▸ Aim of the exercise: Search the entries for the word "data". Copy every line where it turns up.
[[ Given entries open ]]
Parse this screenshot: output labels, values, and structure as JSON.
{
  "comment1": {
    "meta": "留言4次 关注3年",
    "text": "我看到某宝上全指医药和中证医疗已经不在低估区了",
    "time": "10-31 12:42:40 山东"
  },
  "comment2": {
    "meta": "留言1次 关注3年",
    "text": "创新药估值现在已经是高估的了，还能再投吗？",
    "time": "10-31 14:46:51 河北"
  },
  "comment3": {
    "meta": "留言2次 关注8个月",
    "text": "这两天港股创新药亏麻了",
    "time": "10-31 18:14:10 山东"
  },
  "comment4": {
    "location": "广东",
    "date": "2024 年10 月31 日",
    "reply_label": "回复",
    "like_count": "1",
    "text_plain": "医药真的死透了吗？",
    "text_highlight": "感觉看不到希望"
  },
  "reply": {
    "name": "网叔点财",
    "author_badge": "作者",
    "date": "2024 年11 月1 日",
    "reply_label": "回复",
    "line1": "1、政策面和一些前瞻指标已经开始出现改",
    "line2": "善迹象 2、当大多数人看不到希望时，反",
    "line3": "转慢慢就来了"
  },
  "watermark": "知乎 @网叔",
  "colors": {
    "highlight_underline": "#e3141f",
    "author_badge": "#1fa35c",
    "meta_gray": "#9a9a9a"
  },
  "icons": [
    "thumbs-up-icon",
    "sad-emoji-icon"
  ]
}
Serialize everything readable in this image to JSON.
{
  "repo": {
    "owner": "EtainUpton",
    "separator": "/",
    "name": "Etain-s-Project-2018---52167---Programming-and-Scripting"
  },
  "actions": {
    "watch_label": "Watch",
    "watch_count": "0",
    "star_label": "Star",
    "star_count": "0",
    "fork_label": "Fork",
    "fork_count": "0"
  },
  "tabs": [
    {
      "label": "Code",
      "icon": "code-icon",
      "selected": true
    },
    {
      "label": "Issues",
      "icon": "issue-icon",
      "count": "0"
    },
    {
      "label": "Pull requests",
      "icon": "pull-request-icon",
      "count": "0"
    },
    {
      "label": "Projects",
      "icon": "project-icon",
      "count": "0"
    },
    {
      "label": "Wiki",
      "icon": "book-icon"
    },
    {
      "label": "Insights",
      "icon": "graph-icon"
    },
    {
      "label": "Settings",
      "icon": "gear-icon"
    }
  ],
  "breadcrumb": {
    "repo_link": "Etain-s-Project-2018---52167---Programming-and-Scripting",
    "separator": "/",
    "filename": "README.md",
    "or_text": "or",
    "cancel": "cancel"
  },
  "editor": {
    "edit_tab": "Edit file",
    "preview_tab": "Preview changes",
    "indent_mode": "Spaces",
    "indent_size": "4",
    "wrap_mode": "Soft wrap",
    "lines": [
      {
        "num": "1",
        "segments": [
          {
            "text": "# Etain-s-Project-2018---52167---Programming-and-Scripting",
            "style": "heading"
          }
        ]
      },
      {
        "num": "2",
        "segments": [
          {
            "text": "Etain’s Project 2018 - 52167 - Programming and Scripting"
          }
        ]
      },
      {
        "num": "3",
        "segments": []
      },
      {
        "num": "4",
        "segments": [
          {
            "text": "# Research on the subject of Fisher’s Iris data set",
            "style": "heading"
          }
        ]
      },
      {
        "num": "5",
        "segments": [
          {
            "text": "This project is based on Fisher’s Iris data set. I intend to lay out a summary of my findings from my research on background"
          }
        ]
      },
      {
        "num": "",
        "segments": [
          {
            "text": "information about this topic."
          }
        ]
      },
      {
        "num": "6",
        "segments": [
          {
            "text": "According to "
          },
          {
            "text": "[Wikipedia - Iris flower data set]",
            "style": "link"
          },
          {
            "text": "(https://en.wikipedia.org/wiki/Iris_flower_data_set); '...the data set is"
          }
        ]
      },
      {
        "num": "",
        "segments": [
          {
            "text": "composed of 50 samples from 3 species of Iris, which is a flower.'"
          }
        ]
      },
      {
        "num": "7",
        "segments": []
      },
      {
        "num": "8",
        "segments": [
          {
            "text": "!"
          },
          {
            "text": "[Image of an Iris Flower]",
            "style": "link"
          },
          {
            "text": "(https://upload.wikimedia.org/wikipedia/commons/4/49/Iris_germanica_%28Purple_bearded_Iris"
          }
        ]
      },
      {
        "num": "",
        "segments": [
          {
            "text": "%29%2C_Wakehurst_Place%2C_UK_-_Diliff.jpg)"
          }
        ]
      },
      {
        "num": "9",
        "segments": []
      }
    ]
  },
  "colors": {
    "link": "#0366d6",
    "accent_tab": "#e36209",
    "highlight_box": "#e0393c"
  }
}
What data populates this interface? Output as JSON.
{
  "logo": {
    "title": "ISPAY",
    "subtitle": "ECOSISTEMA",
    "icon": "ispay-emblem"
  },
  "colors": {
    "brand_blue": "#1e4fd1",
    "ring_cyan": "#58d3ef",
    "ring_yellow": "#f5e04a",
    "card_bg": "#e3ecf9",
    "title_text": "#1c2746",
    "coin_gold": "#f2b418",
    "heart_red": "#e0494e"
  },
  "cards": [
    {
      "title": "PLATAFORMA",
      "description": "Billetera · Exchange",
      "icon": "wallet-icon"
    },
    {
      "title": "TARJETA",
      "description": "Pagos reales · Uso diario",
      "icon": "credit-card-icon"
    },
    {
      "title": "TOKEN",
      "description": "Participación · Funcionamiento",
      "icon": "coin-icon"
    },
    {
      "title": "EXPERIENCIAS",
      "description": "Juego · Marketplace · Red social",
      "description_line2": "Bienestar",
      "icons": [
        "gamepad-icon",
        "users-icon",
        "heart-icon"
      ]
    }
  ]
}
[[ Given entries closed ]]
▸ Task result:
            "text": "# Research on the subject of Fisher’s Iris data set",
            "text": "This project is based on Fisher’s Iris data set. I intend to lay out a summary of my findings from my research on background"
            "text": "[Wikipedia - Iris flower data set]",
            "text": "(https://en.wikipedia.org/wiki/Iris_flower_data_set); '...the data set is"
What data populates this interface? Output as JSON.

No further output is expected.